I am a graduate of Northwestern University. I received my degree from the School of Communication with an emphasis in Theatre and also studied English and Philosophy. At school, I took part in a University program linking student tutors with varsity athletes, and helped these athletes improve their grades in various subjects. I am most passionate about English and History. In my opinion, there is more to tutoring than knowledge of a subject. When a student needs tutoring, they often feel a lot of stress related to the subject for which they are seeking help. I can relate - the sound of the word "calculus" itself was once enough to give me cold sweats. As such, a tutor is not just someone who can teach material, but someone who can alleviate the stress and self-doubt often associated with academic struggle. Once a student views their subject as an invigorating challenge rather than a frightening enemy, they really begin to do their best work. When I tutor, I work to instill comfort and confidence with a subject as well as knowledge.
Education & Certification
Undergraduate Degree: Northwestern University - Bachelor of Science, Theatre
SAT Verbal: 760
In my spare time I enjoy reading fiction, watching and performing stand-up comedy, cooking, and jogging.
AP US History
College Level American History
High School English
High School Geography
High School Level American History
Q & A
What is your teaching philosophy?
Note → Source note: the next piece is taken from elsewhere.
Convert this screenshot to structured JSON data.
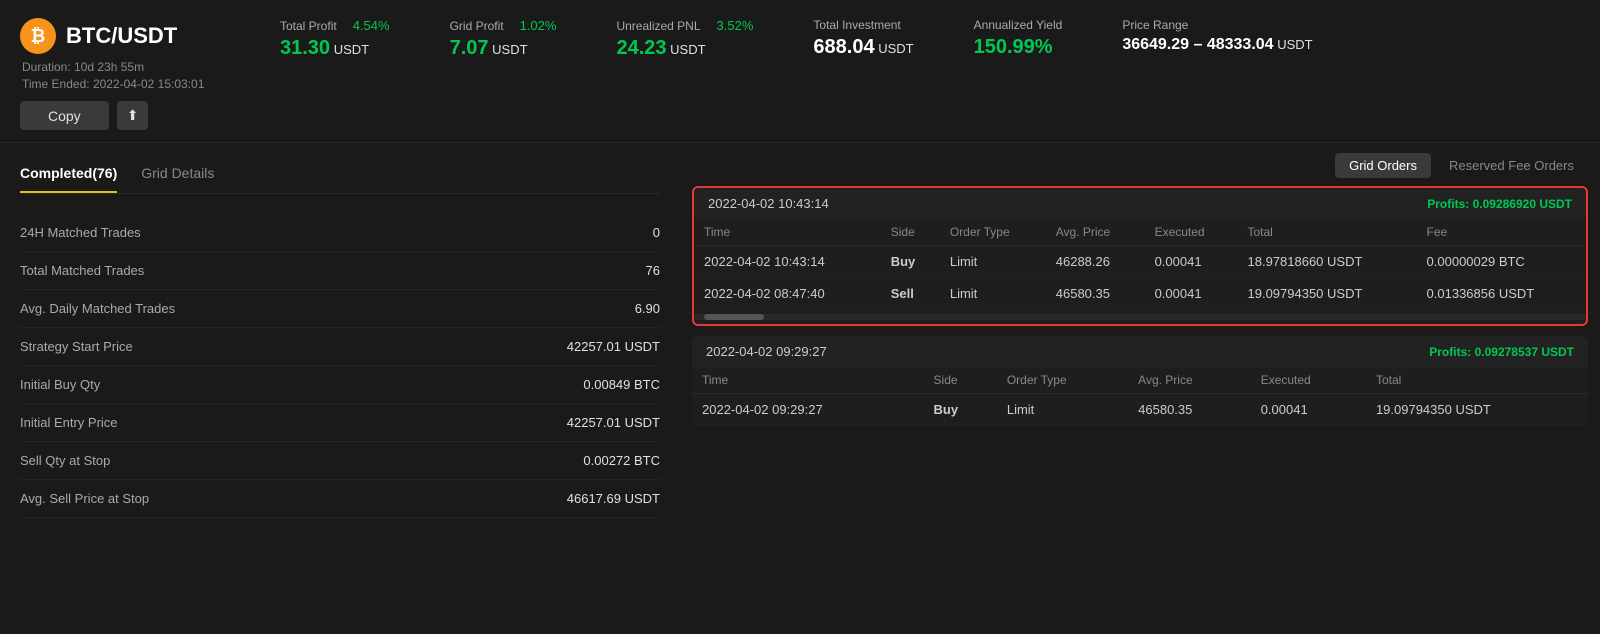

Every student has different needs. A tutor has to be flexible. We have the privilege of spending a lot of time on one student's needs, and as such, we have a responsibility to be creative and adaptable as to what works best for each student.
What might you do in a typical first session with a student?
The first thing I do is get a feel for how the student feels about the subject. Find out what annoys them, what scares them, and why this particular subject is an area in need of extra help. Then, I try to assuage any fears or anxieties before starting on the actual material.
How can you help a student become an independent learner?
It's all about instilling confidence. I needed a math tutor in high school, and it made me feel like I was stupid. As soon as the student can lose any preconceived notions about themselves or their intellectual/academic abilities, they are freed up to put in their best effort.
How would you help a student stay motivated?
Show them that you actually care. Ask them about their interests and passions outside of school. Be a mentor in addition to a tutor.
If a student has difficulty learning a skill or concept, what would you do?
Try and break the mold - get them out of the trap of thinking about the skill or concept in the same old way. Usually through some sort of creative exercise - drawing, music, writing, whatever they are into.